By ADAM DAVIS
In the news lately, we have witnessed the rise of a political movement based not on facts and logical demands, but emotion. Some members of this movement certainly have noble intentions: they seek to “protect” those they deem “vulnerable.” But they have chosen to do this in a way which infringes on the freedom of others, all in the name of creating a “safe space” for themselves and others like them.
I am talking, of course, about the anti-refugee backlash in the wake of the recent terror attack in Paris.
Of course much has also been made lately about those other “safe spaces” — so many campus activists seek their creation as places where marginalized students can seek refuge from racism, classism, homophobia and various other forms of bigotry. This concept has fallen under particular scrutiny recently due to the protests that have sprung up at college campuses throughout the United States, from Yale to Missouri to just down the road at Ithaca College. In a piece for The Atlantic, Conor Friedersdorf claims that the “safe space” has been “weaponized,” citing an incident at the University of Missouri in which protesters mobbed a press photographer, shoving him out of the way and preventing him from exercising his right to take pictures in a public space.
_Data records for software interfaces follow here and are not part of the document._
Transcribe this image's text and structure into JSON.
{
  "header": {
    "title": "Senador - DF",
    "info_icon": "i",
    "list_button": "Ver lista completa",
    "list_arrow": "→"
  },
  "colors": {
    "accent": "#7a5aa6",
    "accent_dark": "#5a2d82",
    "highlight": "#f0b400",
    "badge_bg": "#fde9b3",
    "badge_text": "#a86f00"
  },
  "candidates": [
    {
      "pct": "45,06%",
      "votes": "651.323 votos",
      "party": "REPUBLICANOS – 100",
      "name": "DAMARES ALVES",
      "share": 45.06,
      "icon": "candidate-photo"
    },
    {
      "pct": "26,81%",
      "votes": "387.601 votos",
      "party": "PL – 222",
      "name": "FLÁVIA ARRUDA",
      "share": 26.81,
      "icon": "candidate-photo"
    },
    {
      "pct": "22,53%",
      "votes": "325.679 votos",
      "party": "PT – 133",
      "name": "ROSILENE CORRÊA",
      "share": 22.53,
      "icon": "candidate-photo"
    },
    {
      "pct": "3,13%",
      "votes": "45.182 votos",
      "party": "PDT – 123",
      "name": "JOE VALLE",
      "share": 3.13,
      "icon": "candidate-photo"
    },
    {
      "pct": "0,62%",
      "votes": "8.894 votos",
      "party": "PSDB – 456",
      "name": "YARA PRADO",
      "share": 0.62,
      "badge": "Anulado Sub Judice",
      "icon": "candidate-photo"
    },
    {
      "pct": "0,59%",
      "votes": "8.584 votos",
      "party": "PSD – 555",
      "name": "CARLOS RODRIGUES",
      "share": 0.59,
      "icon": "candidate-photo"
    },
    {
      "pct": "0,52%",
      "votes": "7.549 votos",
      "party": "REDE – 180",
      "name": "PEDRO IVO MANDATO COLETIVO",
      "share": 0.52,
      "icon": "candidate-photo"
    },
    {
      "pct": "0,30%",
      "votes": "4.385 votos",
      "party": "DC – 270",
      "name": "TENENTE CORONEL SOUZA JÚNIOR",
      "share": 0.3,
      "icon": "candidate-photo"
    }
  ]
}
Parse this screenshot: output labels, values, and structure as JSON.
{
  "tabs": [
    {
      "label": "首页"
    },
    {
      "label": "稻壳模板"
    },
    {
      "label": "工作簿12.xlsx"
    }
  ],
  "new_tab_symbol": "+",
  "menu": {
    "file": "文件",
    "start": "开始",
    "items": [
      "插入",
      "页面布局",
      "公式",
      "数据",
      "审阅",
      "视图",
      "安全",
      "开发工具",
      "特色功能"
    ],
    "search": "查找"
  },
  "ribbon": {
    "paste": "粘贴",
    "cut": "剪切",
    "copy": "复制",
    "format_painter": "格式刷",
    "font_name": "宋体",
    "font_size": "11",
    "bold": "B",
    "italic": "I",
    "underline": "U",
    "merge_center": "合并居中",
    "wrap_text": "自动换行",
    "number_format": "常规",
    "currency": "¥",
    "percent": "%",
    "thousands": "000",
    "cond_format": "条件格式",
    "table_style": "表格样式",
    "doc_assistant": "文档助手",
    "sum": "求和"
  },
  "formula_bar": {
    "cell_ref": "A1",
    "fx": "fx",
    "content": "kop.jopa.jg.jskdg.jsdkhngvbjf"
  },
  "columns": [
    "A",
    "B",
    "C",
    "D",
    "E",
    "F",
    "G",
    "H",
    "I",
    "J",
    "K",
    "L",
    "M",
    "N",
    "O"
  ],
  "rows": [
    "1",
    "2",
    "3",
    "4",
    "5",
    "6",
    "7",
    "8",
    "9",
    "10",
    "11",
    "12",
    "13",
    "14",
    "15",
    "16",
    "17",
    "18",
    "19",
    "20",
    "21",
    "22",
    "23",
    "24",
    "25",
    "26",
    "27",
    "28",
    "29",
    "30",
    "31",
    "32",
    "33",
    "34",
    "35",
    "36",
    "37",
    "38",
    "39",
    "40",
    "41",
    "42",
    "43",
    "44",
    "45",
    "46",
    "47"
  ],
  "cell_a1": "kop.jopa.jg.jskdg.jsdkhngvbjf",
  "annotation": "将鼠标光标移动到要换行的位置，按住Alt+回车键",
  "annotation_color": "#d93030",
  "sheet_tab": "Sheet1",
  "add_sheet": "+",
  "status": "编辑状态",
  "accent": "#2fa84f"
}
The idea that freedom and liberalism are under attack has become a popular claim of critics of the recent protests. Another favorite trope is that of the “overly sensitive” college student who is acting out of pure fear and emotion instead of real rational thought.
At this point we should turn back to the recent anti-refugee backlash, because those two tropes which are so often thrown out to discredit demonstrations on college campuses apply all too well to this movement too. Acting out of emotion and fear? I don’t know a better example of this than the xenophobic reaction that inevitably follows every Islamist terror attack perpetrated in a Western nation. The reaction this time is a particularly egregious example: despite the fact that it has yet to be confirmed that a single Paris attacker was a refugee and that entrance to the United States as a refugee would be far from the easiest way for a potential terrorist to enter our country, reactionaries have immediately seized on the opportunity presented by the attack to push an anti-refugee agenda. As time has gone by following the attack, they have certainly tried to use (usually poor) logical arguments to defend their position on the refugee crisis. But no matter how you look at it, the fact remains that this backlash was triggered by emotion and fear in the wake of an attack that had little to nothing to do with Syrian refugees and is sustained largely by those same petty and dangerous emotions.
And what of the claim levied against recent student protests that “freedom” is under attack? This claim is even easier to apply to the anti-refugee reaction. Those who have raised their voices the loudest in the wake of the Paris attack stand ready to deny the most basic freedoms — to live in safety and with dignity — to thousands of people. If denying a cameraman his right to document an event in a public area in order to protect your safe space is a troublesome attack on freedom, denying thousands of refugees their right to live in order to protect your safe space is downright terrifying.
The anti-refugee movement is just one example of a tendency to shun those unlike us based on our fear of the other. Just look at the Trump campaign and its strategy of stirring up a white, middle-American victimhood complex in order to mobilize it against some imagined invasion of Mexican migrants. Trump and his followers even want a physical wall to protect us — to protect our safe space, that is. And a quick examination of Europe shows that we’re not alone in the West when it comes to these xenophobic tendencies. In Poland, for instance, far-right fear and anger against refugees even feeds into anti-Semitic paranoia about some internationalist plot to undermine the nation. For those Polish demonstrators, the nation must be ethnically and religiously homogenous, and the “true” Poles are “threatened” by anything but such homogeneity. Meanwhile, many other European nations have seen a surge of right-wing populist movements, such as PEGIDA in Germany or the National Front in France, which rely largely on the fear of immigrants to mobilize their bases.
Conor Friedersdorf wants to lament the weaponization of the safe space when he looks at recent protests on college campuses. Fair enough in the case of the incident he cites; I certainly won’t be an apologist for the use of force to attack the freedom of the press. But right now I can think of no greater weaponized safe space than the modern Western nation-state, which defends its homogeneity against the feared “others” with walls and guns.
None of this is meant to shield campus protests from healthy criticism, as this would be its own kind of infantilization, and would benefit neither those movements nor society as a whole. Instead, we should always push against irrational and freedom-limiting tendencies, whether they represent human flaws in noble movements or dangerous tendencies in fundamentally wrong-headed movements.
But it’s worth remembering that when student activists act brashly or out of emotion, it makes people feel uncomfortable or, at worst, makes someone powerful and affluent lose his or her job. When our government officials act brashly or out of emotion, it puts thousands of the most vulnerable lives in danger. If all of those who have spoken out against the actions of American student activists truly care about rational thought and freedom, it is time for them to speak even more loudly against the actions of our politicians who seek to shun refugees.
Adam Davis is a sophomore studying Industrial and Labor Relations with minors in history and Spanish. He blogs about politics, ideas and current events. Adam’s posts appear on alternate Mondays this semester. He can be reached at firstname.lastname@example.org.